''I don't think government plays that big a role in stimulating culture,'' says Pierre Mazars, chief art critic for the daily Le Figaro. He fears that Socialists will spend money developing better bureaucrats rather than better artists.
Mr. Lang's attempt to remove French culture from what he calls the exclusive grasp of Paris's haute bourgeoisie is also criticized for helping the amateur at the expense of the professional. Musicians from the Paris musicians' union, for example, didn't participate in the recent street-music festival.
Such events are ''deprofessionalizing,'' complained Francois Nowaks, secretary-general of the union. ''The Socialists are not helping professional artists achieve a better social status.''
Still, no one denies that in only a little more than a year in office, Mr. Lang has shaken up the French cultural world, a world that has grown largely stale with the great exception of the innovative and successful Georges Pompidou Center, known as the Beaubourg.
To the wonderment of many, Mr. Lang made the Comedie Francaise put on acts in the Paris Metro. And a new ''popular opera'' house seating 4,000 is scheduled to be constructed at the Place de la Bastille, an appropriate site since that is where the people began their uprising against Louis XVI in 1789.
Most of the extra money budgeted for the Culture Ministry, though, is being used for developing culture in the provinces. Numerous Parisian troupes have received government money to tour outside the capital.
But in the provinces, the ministry's primary aim is to promote home-grown talent. In dance, a ballet school has been established in Marseilles, and a conservatory in Lyon. Folk dancing has been revived in public schools.
New art schools are being set up throughout the country in an effort to make up for France losing out to America and Britain as modern art centers. State funds for buying art for museums, with an emphasis on those outside Paris, were increased 10 times this year.
Finally, Mr. Lang is encouraging reading by putting price controls on books and establishing more public libraries. ''Do you realize that there are only 76 public libraries in all France now?'' asks Mrs. St. Georgs.
But the results of these programs will not be known for a long time. Meanwhile, Mr. Lang has had nothing to do with the biggest cultural hits in Paris this summer.
First, there was Polish exile Roman Polanski playing Mozart in Englishman Peter Schaeffer's play, Amadeus. Then the American pop duo Simon and Garfunkel charmed more than 150,000 Parisians with two packed open-air concerts.
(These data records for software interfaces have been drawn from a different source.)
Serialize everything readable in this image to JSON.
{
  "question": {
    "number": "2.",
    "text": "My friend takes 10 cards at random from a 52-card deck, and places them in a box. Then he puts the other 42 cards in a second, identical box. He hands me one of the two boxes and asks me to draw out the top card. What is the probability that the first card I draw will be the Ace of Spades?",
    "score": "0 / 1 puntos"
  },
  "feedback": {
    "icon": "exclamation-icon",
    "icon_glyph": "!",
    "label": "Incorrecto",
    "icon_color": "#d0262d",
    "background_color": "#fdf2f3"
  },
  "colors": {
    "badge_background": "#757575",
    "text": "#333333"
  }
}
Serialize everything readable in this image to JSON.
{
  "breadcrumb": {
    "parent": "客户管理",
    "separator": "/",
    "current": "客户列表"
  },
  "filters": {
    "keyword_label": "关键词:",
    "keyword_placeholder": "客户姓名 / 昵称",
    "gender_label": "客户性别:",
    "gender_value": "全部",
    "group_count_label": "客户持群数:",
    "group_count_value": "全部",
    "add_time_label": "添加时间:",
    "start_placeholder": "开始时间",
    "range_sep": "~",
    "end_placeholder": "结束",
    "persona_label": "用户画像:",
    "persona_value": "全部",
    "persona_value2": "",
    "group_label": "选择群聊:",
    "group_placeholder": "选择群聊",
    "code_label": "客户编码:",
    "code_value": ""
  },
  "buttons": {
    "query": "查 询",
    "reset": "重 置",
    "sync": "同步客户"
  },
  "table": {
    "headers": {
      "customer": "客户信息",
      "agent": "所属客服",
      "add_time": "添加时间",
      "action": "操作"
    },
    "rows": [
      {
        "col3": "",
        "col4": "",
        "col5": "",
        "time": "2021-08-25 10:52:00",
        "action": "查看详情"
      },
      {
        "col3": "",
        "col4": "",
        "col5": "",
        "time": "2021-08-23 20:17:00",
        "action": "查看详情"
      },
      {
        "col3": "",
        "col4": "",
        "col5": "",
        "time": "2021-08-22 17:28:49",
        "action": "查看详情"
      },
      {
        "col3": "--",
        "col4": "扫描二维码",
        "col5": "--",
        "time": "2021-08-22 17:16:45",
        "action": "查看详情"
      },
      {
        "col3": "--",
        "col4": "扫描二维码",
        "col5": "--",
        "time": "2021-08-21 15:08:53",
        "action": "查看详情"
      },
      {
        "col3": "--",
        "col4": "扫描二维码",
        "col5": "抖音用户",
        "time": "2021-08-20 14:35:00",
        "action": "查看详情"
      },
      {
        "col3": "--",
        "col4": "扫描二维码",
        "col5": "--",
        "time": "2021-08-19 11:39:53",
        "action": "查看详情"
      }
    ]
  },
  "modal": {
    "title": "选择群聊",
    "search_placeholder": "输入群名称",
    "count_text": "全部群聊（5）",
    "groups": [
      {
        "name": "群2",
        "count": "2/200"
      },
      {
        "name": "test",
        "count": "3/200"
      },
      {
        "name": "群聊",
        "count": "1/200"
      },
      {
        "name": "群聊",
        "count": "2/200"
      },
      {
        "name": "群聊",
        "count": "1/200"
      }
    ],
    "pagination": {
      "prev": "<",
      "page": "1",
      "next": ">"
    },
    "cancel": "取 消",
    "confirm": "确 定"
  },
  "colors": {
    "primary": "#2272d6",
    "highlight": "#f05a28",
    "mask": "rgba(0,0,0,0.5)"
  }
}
Finally, veteran Frenchman Yves Montand is wowing audiences. After more than a decade of preoccupation with films, he has returned to the art that made him famous - singing. Tickets to his show at the Olympia music hall are sold out.